▸ Task goal
Top to bottom, output the entries that follow exactly.

▸ Records to process
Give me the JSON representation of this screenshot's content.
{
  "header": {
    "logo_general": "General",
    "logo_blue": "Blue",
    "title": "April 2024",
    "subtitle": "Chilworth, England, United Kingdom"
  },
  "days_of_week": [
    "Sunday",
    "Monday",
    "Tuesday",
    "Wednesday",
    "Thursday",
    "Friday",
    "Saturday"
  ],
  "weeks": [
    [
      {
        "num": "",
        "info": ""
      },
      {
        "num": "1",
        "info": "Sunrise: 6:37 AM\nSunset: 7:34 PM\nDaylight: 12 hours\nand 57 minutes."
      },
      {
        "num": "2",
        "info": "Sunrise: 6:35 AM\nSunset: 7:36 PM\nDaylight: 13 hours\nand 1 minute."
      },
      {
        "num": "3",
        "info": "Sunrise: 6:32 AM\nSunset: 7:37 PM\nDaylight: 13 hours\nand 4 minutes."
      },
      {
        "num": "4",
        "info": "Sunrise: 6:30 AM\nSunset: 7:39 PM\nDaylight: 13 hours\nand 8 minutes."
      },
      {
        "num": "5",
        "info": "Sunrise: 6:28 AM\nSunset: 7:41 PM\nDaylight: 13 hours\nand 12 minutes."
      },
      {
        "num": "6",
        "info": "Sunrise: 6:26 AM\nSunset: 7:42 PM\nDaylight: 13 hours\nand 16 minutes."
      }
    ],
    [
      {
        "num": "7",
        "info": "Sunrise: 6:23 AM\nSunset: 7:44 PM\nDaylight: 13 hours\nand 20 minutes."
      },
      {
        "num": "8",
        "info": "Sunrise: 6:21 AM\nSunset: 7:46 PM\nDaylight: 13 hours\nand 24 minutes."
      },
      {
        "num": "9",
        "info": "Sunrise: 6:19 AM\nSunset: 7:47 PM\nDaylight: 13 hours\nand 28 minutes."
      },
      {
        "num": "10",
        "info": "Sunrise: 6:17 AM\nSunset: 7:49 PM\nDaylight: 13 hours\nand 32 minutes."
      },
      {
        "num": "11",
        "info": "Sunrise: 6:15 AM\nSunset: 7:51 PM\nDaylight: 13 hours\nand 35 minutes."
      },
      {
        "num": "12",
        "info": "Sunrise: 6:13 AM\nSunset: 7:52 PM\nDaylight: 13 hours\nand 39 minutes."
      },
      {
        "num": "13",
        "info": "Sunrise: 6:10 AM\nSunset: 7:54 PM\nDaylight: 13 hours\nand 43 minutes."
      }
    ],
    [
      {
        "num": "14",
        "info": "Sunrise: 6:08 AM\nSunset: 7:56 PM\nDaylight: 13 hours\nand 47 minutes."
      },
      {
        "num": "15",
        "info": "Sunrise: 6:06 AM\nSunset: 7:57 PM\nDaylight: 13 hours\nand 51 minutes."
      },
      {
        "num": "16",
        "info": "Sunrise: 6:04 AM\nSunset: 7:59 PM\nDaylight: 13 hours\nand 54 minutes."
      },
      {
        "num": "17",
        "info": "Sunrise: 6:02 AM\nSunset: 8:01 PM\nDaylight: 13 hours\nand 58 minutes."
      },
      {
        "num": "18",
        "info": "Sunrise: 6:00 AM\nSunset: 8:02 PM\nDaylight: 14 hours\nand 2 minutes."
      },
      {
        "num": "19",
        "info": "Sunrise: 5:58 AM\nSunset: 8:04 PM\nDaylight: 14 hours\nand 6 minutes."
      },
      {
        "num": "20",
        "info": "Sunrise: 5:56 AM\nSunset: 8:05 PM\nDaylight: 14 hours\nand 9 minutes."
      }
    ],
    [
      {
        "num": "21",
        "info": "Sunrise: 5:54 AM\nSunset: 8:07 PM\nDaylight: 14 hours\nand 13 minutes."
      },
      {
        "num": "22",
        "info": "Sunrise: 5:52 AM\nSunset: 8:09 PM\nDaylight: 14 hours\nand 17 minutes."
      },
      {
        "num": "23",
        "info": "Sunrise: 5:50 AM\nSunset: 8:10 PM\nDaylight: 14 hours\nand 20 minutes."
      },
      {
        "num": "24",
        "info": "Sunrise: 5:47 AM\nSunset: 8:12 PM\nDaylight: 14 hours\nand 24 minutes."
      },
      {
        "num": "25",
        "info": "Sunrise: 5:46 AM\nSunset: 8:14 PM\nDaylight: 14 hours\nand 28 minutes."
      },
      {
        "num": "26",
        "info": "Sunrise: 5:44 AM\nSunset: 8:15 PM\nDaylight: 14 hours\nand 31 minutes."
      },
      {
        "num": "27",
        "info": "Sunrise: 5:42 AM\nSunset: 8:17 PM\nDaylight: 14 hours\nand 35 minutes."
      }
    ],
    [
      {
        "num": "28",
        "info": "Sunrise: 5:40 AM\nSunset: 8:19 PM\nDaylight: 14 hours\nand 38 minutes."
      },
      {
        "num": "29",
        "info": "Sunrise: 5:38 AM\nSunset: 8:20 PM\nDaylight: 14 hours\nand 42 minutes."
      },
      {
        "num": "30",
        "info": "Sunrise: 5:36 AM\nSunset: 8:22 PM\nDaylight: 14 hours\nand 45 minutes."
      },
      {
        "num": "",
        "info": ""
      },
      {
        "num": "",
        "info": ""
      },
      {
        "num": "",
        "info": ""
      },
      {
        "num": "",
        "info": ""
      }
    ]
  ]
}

▸ Solution to the problem
Give me the JSON representation of this screenshot's content.
{
  "header": {
    "logo_general": "General",
    "logo_blue": "Blue",
    "title": "April 2024",
    "subtitle": "Chilworth, England, United Kingdom"
  },
  "days_of_week": [
    "Sunday",
    "Monday",
    "Tuesday",
    "Wednesday",
    "Thursday",
    "Friday",
    "Saturday"
  ],
  "weeks": [
    [
      {
        "num": "",
        "info": ""
      },
      {
        "num": "1",
        "info": "Sunrise: 6:37 AM\nSunset: 7:34 PM\nDaylight: 12 hours\nand 57 minutes."
      },
      {
        "num": "2",
        "info": "Sunrise: 6:35 AM\nSunset: 7:36 PM\nDaylight: 13 hours\nand 1 minute."
      },
      {
        "num": "3",
        "info": "Sunrise: 6:32 AM\nSunset: 7:37 PM\nDaylight: 13 hours\nand 4 minutes."
      },
      {
        "num": "4",
        "info": "Sunrise: 6:30 AM\nSunset: 7:39 PM\nDaylight: 13 hours\nand 8 minutes."
      },
      {
        "num": "5",
        "info": "Sunrise: 6:28 AM\nSunset: 7:41 PM\nDaylight: 13 hours\nand 12 minutes."
      },
      {
        "num": "6",
        "info": "Sunrise: 6:26 AM\nSunset: 7:42 PM\nDaylight: 13 hours\nand 16 minutes."
      }
    ],
    [
      {
        "num": "7",
        "info": "Sunrise: 6:23 AM\nSunset: 7:44 PM\nDaylight: 13 hours\nand 20 minutes."
      },
      {
        "num": "8",
        "info": "Sunrise: 6:21 AM\nSunset: 7:46 PM\nDaylight: 13 hours\nand 24 minutes."
      },
      {
        "num": "9",
        "info": "Sunrise: 6:19 AM\nSunset: 7:47 PM\nDaylight: 13 hours\nand 28 minutes."
      },
      {
        "num": "10",
        "info": "Sunrise: 6:17 AM\nSunset: 7:49 PM\nDaylight: 13 hours\nand 32 minutes."
      },
      {
        "num": "11",
        "info": "Sunrise: 6:15 AM\nSunset: 7:51 PM\nDaylight: 13 hours\nand 35 minutes."
      },
      {
        "num": "12",
        "info": "Sunrise: 6:13 AM\nSunset: 7:52 PM\nDaylight: 13 hours\nand 39 minutes."
      },
      {
        "num": "13",
        "info": "Sunrise: 6:10 AM\nSunset: 7:54 PM\nDaylight: 13 hours\nand 43 minutes."
      }
    ],
    [
      {
        "num": "14",
        "info": "Sunrise: 6:08 AM\nSunset: 7:56 PM\nDaylight: 13 hours\nand 47 minutes."
      },
      {
        "num": "15",
        "info": "Sunrise: 6:06 AM\nSunset: 7:57 PM\nDaylight: 13 hours\nand 51 minutes."
      },
      {
        "num": "16",
        "info": "Sunrise: 6:04 AM\nSunset: 7:59 PM\nDaylight: 13 hours\nand 54 minutes."
      },
      {
        "num": "17",
        "info": "Sunrise: 6:02 AM\nSunset: 8:01 PM\nDaylight: 13 hours\nand 58 minutes."
      },
      {
        "num": "18",
        "info": "Sunrise: 6:00 AM\nSunset: 8:02 PM\nDaylight: 14 hours\nand 2 minutes."
      },
      {
        "num": "19",
        "info": "Sunrise: 5:58 AM\nSunset: 8:04 PM\nDaylight: 14 hours\nand 6 minutes."
      },
      {
        "num": "20",
        "info": "Sunrise: 5:56 AM\nSunset: 8:05 PM\nDaylight: 14 hours\nand 9 minutes."
      }
    ],
    [
      {
        "num": "21",
        "info": "Sunrise: 5:54 AM\nSunset: 8:07 PM\nDaylight: 14 hours\nand 13 minutes."
      },
      {
        "num": "22",
        "info": "Sunrise: 5:52 AM\nSunset: 8:09 PM\nDaylight: 14 hours\nand 17 minutes."
      },
      {
        "num": "23",
        "info": "Sunrise: 5:50 AM\nSunset: 8:10 PM\nDaylight: 14 hours\nand 20 minutes."
      },
      {
        "num": "24",
        "info": "Sunrise: 5:47 AM\nSunset: 8:12 PM\nDaylight: 14 hours\nand 24 minutes."
      },
      {
        "num": "25",
        "info": "Sunrise: 5:46 AM\nSunset: 8:14 PM\nDaylight: 14 hours\nand 28 minutes."
      },
      {
        "num": "26",
        "info": "Sunrise: 5:44 AM\nSunset: 8:15 PM\nDaylight: 14 hours\nand 31 minutes."
      },
      {
        "num": "27",
        "info": "Sunrise: 5:42 AM\nSunset: 8:17 PM\nDaylight: 14 hours\nand 35 minutes."
      }
    ],
    [
      {
        "num": "28",
        "info": "Sunrise: 5:40 AM\nSunset: 8:19 PM\nDaylight: 14 hours\nand 38 minutes."
      },
      {
        "num": "29",
        "info": "Sunrise: 5:38 AM\nSunset: 8:20 PM\nDaylight: 14 hours\nand 42 minutes."
      },
      {
        "num": "30",
        "info": "Sunrise: 5:36 AM\nSunset: 8:22 PM\nDaylight: 14 hours\nand 45 minutes."
      },
      {
        "num": "",
        "info": ""
      },
      {
        "num": "",
        "info": ""
      },
      {
        "num": "",
        "info": ""
      },
      {
        "num": "",
        "info": ""
      }
    ]
  ]
}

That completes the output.